All posts by Steven Novella

Founder and currently Executive Editor of Science-Based Medicine Steven Novella, MD is an academic clinical neurologist at the Yale University School of Medicine. He is also the president and co-founder of the New England Skeptical Society, the host and producer of the popular weekly science podcast, The Skeptics’ Guide to the Universe, and the author of the NeuroLogicaBlog, a daily blog that covers news and issues in neuroscience, but also general science, scientific skepticism, philosophy of science, critical thinking, and the intersection of science with the media and society. Dr. Novella also contributes every Sunday to The Rogues Gallery, the official blog of the SGU.

Acupuncture-korean

Acupuncture Doesn’t Work

About a year ago the editors of Anesthesia & Analgesia solicited a written debate on whether or not acupuncture is effective or simply an elaborate placebo. Four experienced acupuncture researchers agreed to write the pro-acupuncture article, Wang, Harris, Lin and Gan. They asked David Colquhoun to write the con position, and David asked me to write it with him (which, of course,...

/ June 19, 2013

Don’t Text and Drive

We accept certain risks for the benefits of modern society. We pump explosive gas into homes, we run wires with potentially fatal electrical currents through our neighborhoods, and we ski at breakneck speeds down mountains for fun. We also allow people to operate vehicles weighing thousands of pounds at speeds that are potentially deadly if a mishap occurs. In 2011 there were...

/ June 12, 2013

Gyrostim and the Infrastructure of Quackery

It’s frustrating to read yet another story of the process of developing a potential new medical treatment derailed by the current infrastructure of quackery that we have in this and other countries. This is one of the unmeasurable harms that results when pseudoscience is given regulatory, academic, and professional legitimacy. The press then celebrates the nonsense that results. The basic story is...

/ June 5, 2013

Patient Participation in Decision-Making

“Patient-Centered” decision-making is a new buzz-word in medicine. It is a metaphor for a general approach to care that puts the patient’s experience and needs at the center, as opposed to the needs of the physician or the system. While this is an effective marketing term, and a useful principle as far as it goes, as a guide to medical practice it...

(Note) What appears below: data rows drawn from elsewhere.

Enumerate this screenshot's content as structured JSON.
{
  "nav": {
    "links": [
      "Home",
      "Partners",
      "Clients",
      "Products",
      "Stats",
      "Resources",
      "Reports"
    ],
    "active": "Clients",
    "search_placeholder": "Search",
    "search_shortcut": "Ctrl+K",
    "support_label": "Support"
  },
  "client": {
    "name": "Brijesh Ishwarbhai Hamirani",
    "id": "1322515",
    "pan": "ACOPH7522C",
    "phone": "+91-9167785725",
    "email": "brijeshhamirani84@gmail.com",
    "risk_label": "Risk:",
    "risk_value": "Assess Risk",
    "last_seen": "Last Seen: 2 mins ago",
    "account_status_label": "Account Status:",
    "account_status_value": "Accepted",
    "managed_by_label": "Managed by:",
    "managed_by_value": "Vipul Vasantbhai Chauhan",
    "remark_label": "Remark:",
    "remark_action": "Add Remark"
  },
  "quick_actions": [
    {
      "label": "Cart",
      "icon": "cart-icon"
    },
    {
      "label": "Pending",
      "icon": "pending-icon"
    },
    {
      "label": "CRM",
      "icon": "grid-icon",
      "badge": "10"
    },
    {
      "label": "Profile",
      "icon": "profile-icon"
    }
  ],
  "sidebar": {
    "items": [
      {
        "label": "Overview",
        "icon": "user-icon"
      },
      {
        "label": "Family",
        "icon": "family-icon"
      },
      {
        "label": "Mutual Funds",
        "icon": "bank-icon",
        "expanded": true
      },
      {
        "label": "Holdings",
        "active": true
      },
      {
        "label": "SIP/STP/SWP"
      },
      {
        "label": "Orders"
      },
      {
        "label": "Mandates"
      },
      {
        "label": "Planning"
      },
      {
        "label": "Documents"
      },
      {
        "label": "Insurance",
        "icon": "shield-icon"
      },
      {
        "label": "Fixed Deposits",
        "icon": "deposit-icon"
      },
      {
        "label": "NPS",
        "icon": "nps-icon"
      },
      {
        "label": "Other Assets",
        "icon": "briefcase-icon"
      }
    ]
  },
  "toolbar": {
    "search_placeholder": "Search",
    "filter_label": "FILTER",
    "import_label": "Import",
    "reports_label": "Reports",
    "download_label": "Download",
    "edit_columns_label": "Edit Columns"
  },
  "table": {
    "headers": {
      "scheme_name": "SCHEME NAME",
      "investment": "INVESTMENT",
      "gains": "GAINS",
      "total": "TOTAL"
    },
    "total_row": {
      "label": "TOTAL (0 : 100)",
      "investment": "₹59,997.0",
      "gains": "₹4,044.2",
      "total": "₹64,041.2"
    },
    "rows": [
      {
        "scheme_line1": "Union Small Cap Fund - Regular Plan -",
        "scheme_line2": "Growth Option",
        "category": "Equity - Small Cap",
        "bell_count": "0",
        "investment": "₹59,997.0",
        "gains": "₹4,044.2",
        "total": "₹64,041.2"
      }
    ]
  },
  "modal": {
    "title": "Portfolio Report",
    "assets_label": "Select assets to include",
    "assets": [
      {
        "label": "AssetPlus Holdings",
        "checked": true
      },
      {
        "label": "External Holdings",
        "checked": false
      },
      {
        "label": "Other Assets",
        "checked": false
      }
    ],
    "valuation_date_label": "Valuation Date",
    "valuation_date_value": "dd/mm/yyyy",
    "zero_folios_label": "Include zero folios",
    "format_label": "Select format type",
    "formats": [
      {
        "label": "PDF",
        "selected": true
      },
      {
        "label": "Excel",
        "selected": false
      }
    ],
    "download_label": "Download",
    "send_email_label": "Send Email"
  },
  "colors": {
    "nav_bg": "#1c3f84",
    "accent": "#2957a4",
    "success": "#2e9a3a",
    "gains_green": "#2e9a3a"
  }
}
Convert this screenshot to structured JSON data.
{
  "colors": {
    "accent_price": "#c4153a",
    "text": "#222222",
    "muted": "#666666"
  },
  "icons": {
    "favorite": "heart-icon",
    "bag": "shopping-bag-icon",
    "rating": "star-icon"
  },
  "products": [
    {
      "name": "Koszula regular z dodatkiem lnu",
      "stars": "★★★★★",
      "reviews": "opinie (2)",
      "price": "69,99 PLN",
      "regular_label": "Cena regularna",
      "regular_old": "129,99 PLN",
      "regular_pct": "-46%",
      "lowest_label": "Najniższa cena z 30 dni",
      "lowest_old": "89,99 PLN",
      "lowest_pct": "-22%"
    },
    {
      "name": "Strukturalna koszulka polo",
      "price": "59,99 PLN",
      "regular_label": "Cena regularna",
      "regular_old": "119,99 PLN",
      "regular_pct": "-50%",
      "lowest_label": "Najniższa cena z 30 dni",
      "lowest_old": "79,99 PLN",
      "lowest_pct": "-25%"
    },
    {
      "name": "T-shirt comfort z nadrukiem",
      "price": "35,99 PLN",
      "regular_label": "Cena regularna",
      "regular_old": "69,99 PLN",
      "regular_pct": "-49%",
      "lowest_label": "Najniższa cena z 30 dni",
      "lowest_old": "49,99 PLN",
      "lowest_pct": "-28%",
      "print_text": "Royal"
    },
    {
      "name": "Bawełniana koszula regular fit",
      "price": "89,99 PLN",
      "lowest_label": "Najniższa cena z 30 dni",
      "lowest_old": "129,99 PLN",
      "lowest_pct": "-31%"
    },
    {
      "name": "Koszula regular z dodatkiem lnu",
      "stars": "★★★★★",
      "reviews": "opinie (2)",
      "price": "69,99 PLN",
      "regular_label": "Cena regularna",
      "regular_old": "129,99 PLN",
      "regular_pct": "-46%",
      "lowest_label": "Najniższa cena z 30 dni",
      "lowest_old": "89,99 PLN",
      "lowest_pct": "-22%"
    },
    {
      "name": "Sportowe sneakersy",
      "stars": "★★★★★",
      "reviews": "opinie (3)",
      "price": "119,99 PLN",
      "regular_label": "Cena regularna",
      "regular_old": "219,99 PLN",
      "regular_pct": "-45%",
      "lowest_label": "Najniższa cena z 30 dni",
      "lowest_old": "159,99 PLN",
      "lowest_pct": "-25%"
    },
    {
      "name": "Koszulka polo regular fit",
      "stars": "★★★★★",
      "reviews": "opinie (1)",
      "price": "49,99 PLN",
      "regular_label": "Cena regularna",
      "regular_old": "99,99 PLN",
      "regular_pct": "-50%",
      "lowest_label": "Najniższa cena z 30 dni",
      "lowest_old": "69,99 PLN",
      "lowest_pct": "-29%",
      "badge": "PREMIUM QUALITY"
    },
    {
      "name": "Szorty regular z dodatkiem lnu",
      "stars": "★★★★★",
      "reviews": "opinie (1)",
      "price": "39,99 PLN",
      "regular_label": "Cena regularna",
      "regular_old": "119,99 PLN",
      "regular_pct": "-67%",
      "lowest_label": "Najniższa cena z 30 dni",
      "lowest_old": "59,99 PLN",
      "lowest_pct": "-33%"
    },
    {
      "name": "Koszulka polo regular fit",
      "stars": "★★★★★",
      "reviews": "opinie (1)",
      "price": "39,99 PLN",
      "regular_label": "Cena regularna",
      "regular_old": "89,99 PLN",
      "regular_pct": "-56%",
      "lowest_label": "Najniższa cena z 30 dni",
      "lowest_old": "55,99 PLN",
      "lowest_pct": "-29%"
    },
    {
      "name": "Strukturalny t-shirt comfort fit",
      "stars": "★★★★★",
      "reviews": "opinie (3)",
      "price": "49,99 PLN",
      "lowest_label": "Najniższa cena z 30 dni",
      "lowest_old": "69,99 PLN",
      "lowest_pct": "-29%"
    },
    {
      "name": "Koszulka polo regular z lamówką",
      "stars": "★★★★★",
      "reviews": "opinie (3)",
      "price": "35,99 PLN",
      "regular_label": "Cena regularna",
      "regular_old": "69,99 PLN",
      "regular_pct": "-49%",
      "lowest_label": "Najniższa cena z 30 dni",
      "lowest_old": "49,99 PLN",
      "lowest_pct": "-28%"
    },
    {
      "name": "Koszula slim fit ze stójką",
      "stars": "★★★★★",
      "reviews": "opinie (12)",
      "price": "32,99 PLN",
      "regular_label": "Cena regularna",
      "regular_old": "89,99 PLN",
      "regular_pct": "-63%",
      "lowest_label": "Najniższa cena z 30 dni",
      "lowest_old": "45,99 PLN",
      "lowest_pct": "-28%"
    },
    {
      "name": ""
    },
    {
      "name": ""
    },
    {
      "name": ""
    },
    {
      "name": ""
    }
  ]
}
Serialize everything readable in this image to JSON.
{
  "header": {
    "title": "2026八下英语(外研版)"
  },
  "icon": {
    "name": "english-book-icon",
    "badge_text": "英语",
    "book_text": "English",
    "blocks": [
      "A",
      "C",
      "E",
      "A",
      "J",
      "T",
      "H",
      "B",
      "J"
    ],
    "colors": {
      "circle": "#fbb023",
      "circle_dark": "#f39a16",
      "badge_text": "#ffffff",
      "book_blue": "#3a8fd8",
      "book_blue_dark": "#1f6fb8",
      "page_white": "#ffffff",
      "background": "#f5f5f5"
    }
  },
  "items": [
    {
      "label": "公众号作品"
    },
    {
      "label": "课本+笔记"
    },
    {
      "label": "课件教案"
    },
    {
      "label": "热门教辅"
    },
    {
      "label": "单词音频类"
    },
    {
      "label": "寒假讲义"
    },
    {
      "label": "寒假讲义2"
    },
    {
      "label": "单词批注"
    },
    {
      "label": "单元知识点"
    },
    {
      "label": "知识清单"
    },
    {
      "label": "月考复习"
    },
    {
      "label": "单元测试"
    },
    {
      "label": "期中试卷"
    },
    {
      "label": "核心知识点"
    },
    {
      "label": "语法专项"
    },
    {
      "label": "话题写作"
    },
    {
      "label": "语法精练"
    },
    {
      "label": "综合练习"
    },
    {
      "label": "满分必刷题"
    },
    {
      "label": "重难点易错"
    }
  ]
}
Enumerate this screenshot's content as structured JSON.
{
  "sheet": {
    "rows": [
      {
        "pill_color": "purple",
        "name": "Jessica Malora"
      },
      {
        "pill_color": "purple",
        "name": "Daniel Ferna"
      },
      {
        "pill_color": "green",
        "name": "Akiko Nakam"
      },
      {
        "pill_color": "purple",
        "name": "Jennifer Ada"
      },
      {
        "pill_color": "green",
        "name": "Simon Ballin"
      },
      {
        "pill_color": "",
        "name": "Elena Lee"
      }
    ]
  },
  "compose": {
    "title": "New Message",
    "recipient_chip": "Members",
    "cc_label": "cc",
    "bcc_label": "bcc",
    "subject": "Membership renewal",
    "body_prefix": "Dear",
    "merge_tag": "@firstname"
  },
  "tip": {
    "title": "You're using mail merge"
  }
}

/ May 29, 2013
DSM-5_&_DSM-IV-TR

DSM-5 and the Fight for the Heart of Psychiatry

The new DSM is out, what are people saying about it?

/ May 22, 2013

Will Your Smartphone Become a Tricorder?

The Star Trek universe is a fairly optimistic vision of the future. It’s what we would like it to be – an adventure fueled by advanced technology. In the world of Star Trek technology makes life better and causes few problems. One of the most iconic examples of Star Trek technology is the medical tricorder. What doctor has not fantasized about walking...

/ May 15, 2013

Enbrel for Stroke and Alzheimer’s

A recent article in the LA times tells of a husband’s quest to find a treatment for his wife’s Alzheimer’s disease. This is a narrative that journalists know and love—the brave patient or loved-one who won’t accept the nihilism of the medical establishment, who finds a maverick doctor willing to buck the system. The article itself at least was not gushing, it...

/ May 8, 2013

Politics of Public Research Funding

A great deal of science is funded by the US government. The total research funding for 2009 was 54.8 billion dollars (much more if you include all R&D). A breakdown by agency of total R&D shows that the NIH (National Institutes for Health) funding is 28.5 billion while the NSF (National Science Foundation) is 4.1 billion. There is general agreement that this expenditure is...

/ May 1, 2013

Science-Based Public Service Announcements

Changing behavior is difficult. It is also an increasing priority for health care. We have entered a period of history when lifestyle choices have a dominant impact on health and longevity. People are no longer dying young of incurable infectious diseases in significant numbers. Rather they are surviving long enough to die from their bad habits. Further, health behaviors are having a...

/ April 24, 2013

Does Brain Training Work?

Websites such as Luminosity.com make some bold promises about the effectiveness of computer-based brain-training programs. The site claims: “Harness your brain’s neuroplasticity and train your way to a brighter life” “Your brain’s abilities are unique. That’s why your Personalized Training Program adapts to fit your brain and your life goals.” “Just 10 hours of Lumosity training can create drastic improvements. Track your...

/ April 17, 2013